## Work order
Excluding any images, copy all of the lines below precisely as written.

## Record excerpts
- - - - -

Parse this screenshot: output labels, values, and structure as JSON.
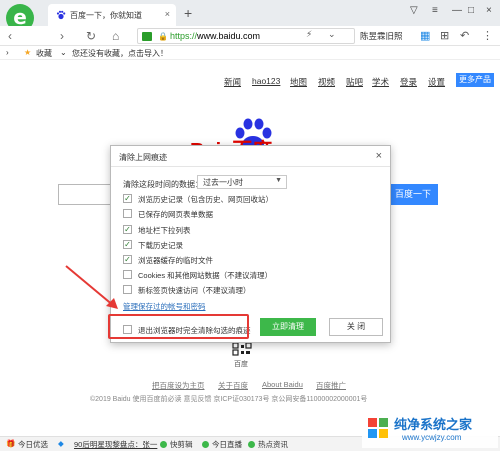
{
  "browser": {
    "tab_title": "百度一下，你就知道",
    "url_prefix": "https://",
    "url_host": "www.baidu.com",
    "search_hint": "陈昱霖旧照",
    "favorites_label": "收藏",
    "favorites_hint": "您还没有收藏，点击导入！"
  },
  "baidu": {
    "nav": [
      "新闻",
      "hao123",
      "地图",
      "视频",
      "贴吧",
      "学术",
      "登录",
      "设置"
    ],
    "more_products": "更多产品",
    "logo_text": "Bai  百度",
    "search_button": "百度一下",
    "qr_label": "百度",
    "footer_links": [
      "把百度设为主页",
      "关于百度",
      "About Baidu",
      "百度推广"
    ],
    "footer_line": "©2019 Baidu 使用百度前必读 意见反馈 京ICP证030173号  京公网安备11000002000001号"
  },
  "dialog": {
    "title": "清除上网痕迹",
    "close_glyph": "×",
    "range_label": "清除这段时间的数据：",
    "range_value": "过去一小时",
    "options": [
      {
        "label": "浏览历史记录（包含历史、网页回收站）",
        "checked": true
      },
      {
        "label": "已保存的网页表单数据",
        "checked": false
      },
      {
        "label": "地址栏下拉列表",
        "checked": true
      },
      {
        "label": "下载历史记录",
        "checked": true
      },
      {
        "label": "浏览器缓存的临时文件",
        "checked": true
      },
      {
        "label": "Cookies 和其他网站数据（不建议清理）",
        "checked": false
      },
      {
        "label": "新标签页快速访问（不建议清理）",
        "checked": false
      }
    ],
    "manage_link": "管理保存过的帐号和密码",
    "exit_option": "退出浏览器时完全清除勾选的痕迹",
    "clear_button": "立即清理",
    "close_button": "关 闭"
  },
  "statusbar": {
    "items": [
      "今日优选",
      "90后明星现黎盘点：张一",
      "快剪辑",
      "今日直播",
      "热点资讯"
    ]
  },
  "watermark": {
    "title": "纯净系统之家",
    "url": "www.ycwjzy.com"
  },
  "colors": {
    "accent_green": "#3db84a",
    "baidu_blue": "#3388ff",
    "annotation_red": "#e53935"
  }
}
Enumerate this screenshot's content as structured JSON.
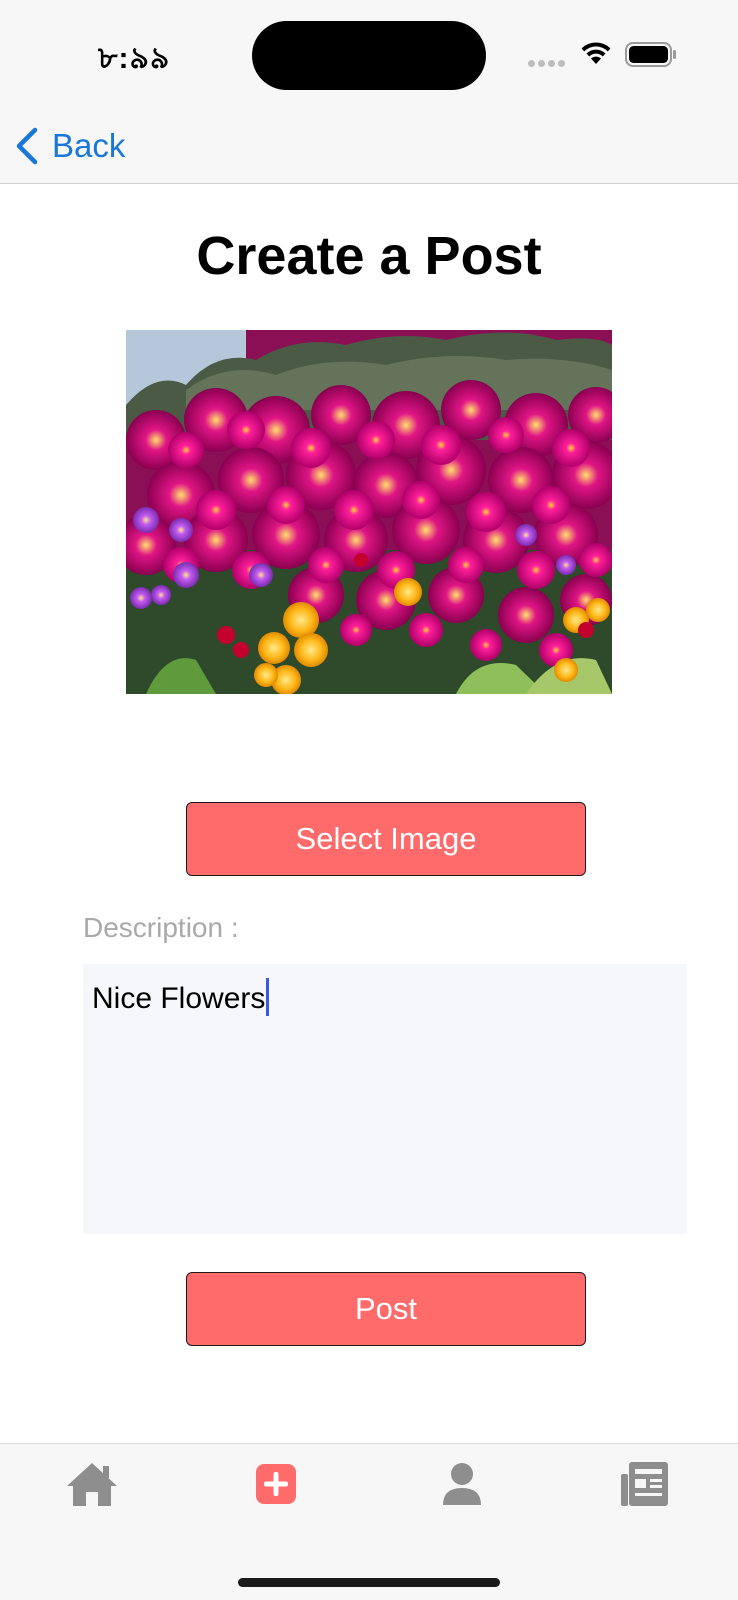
{
  "status_bar": {
    "time": "৮:৯৯"
  },
  "nav": {
    "back_label": "Back"
  },
  "page": {
    "title": "Create a Post"
  },
  "buttons": {
    "select_image": "Select Image",
    "post": "Post"
  },
  "description": {
    "label": "Description :",
    "value": "Nice Flowers"
  },
  "tab_bar": {
    "items": [
      {
        "icon": "home-icon",
        "selected": false
      },
      {
        "icon": "add-post-icon",
        "selected": true
      },
      {
        "icon": "profile-icon",
        "selected": false
      },
      {
        "icon": "news-icon",
        "selected": false
      }
    ]
  },
  "colors": {
    "accent": "#ff6b6b",
    "link": "#1877d8",
    "tab_inactive": "#8e8e8e"
  }
}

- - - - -

## Output of the task
Parse this screenshot: output labels, values, and structure as JSON.
{
  "browser": {
    "tab_title": "百度一下，你就知道",
    "url_prefix": "https://",
    "url_host": "www.baidu.com",
    "search_hint": "陈昱霖旧照",
    "favorites_label": "收藏",
    "favorites_hint": "您还没有收藏，点击导入！"
  },
  "baidu": {
    "nav": [
      "新闻",
      "hao123",
      "地图",
      "视频",
      "贴吧",
      "学术",
      "登录",
      "设置"
    ],
    "more_products": "更多产品",
    "logo_text": "Bai  百度",
    "search_button": "百度一下",
    "qr_label": "百度",
    "footer_links": [
      "把百度设为主页",
      "关于百度",
      "About Baidu",
      "百度推广"
    ],
    "footer_line": "©2019 Baidu 使用百度前必读 意见反馈 京ICP证030173号  京公网安备11000002000001号"
  },
  "dialog": {
    "title": "清除上网痕迹",
    "close_glyph": "×",
    "range_label": "清除这段时间的数据：",
    "range_value": "过去一小时",
    "options": [
      {
        "label": "浏览历史记录（包含历史、网页回收站）",
        "checked": true
      },
      {
        "label": "已保存的网页表单数据",
        "checked": false
      },
      {
        "label": "地址栏下拉列表",
        "checked": true
      },
      {
        "label": "下载历史记录",
        "checked": true
      },
      {
        "label": "浏览器缓存的临时文件",
        "checked": true
      },
      {
        "label": "Cookies 和其他网站数据（不建议清理）",
        "checked": false
      },
      {
        "label": "新标签页快速访问（不建议清理）",
        "checked": false
      }
    ],
    "manage_link": "管理保存过的帐号和密码",
    "exit_option": "退出浏览器时完全清除勾选的痕迹",
    "clear_button": "立即清理",
    "close_button": "关 闭"
  },
  "statusbar": {
    "items": [
      "今日优选",
      "90后明星现黎盘点：张一",
      "快剪辑",
      "今日直播",
      "热点资讯"
    ]
  },
  "watermark": {
    "title": "纯净系统之家",
    "url": "www.ycwjzy.com"
  },
  "colors": {
    "accent_green": "#3db84a",
    "baidu_blue": "#3388ff",
    "annotation_red": "#e53935"
  }
}
Enumerate this screenshot's content as structured JSON.
{
  "status_bar": {
    "time": "৮:৯৯"
  },
  "nav": {
    "back_label": "Back"
  },
  "page": {
    "title": "Create a Post"
  },
  "buttons": {
    "select_image": "Select Image",
    "post": "Post"
  },
  "description": {
    "label": "Description :",
    "value": "Nice Flowers"
  },
  "tab_bar": {
    "items": [
      {
        "icon": "home-icon",
        "selected": false
      },
      {
        "icon": "add-post-icon",
        "selected": true
      },
      {
        "icon": "profile-icon",
        "selected": false
      },
      {
        "icon": "news-icon",
        "selected": false
      }
    ]
  },
  "colors": {
    "accent": "#ff6b6b",
    "link": "#1877d8",
    "tab_inactive": "#8e8e8e"
  }
}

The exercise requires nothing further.